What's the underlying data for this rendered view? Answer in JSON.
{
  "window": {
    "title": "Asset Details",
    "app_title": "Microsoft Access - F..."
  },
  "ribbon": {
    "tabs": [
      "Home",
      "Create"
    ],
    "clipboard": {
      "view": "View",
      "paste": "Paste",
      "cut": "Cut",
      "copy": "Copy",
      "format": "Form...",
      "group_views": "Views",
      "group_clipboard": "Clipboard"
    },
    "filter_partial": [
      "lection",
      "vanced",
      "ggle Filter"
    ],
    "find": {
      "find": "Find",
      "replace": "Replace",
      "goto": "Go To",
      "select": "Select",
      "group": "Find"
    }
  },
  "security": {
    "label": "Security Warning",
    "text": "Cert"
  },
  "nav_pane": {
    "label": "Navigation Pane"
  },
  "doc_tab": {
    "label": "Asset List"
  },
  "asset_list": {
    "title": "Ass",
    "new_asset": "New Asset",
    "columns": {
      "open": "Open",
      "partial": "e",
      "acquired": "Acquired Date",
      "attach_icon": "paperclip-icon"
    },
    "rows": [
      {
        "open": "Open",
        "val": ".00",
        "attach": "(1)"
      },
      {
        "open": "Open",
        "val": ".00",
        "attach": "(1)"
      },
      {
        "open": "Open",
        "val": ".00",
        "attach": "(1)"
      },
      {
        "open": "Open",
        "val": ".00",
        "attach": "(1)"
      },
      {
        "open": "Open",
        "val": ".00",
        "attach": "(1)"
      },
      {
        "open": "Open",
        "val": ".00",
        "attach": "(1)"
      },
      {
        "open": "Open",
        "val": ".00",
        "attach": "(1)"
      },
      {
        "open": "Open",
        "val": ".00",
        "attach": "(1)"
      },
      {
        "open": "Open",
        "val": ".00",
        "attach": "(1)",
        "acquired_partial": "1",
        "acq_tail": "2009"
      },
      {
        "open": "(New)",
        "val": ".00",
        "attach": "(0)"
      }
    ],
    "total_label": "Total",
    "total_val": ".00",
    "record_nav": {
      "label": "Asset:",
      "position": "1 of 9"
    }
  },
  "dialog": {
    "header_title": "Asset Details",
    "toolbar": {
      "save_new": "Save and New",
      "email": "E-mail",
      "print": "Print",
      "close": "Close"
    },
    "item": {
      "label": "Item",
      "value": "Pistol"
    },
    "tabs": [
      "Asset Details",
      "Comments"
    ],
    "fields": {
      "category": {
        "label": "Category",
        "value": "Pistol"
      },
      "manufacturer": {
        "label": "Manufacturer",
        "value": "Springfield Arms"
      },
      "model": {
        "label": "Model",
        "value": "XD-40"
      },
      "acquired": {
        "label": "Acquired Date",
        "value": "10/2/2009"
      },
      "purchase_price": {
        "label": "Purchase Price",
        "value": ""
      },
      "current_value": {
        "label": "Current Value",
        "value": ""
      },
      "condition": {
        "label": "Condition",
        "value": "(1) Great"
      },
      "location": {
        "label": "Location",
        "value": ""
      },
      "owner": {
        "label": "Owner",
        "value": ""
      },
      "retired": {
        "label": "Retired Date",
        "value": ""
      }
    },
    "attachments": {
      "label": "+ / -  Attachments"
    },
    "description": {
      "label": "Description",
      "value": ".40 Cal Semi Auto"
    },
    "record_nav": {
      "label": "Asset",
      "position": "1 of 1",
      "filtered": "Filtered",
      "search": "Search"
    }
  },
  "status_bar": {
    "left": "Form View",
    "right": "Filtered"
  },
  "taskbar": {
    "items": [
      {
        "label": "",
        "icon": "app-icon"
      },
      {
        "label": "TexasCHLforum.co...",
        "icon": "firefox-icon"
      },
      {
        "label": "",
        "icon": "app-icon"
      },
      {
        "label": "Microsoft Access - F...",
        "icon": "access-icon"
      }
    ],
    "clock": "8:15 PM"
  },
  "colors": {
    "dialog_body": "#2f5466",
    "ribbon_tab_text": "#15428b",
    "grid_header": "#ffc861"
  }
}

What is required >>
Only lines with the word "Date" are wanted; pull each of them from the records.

Answer below >>
      "acquired": "Acquired Date",
        "label": "Acquired Date",
        "label": "Retired Date",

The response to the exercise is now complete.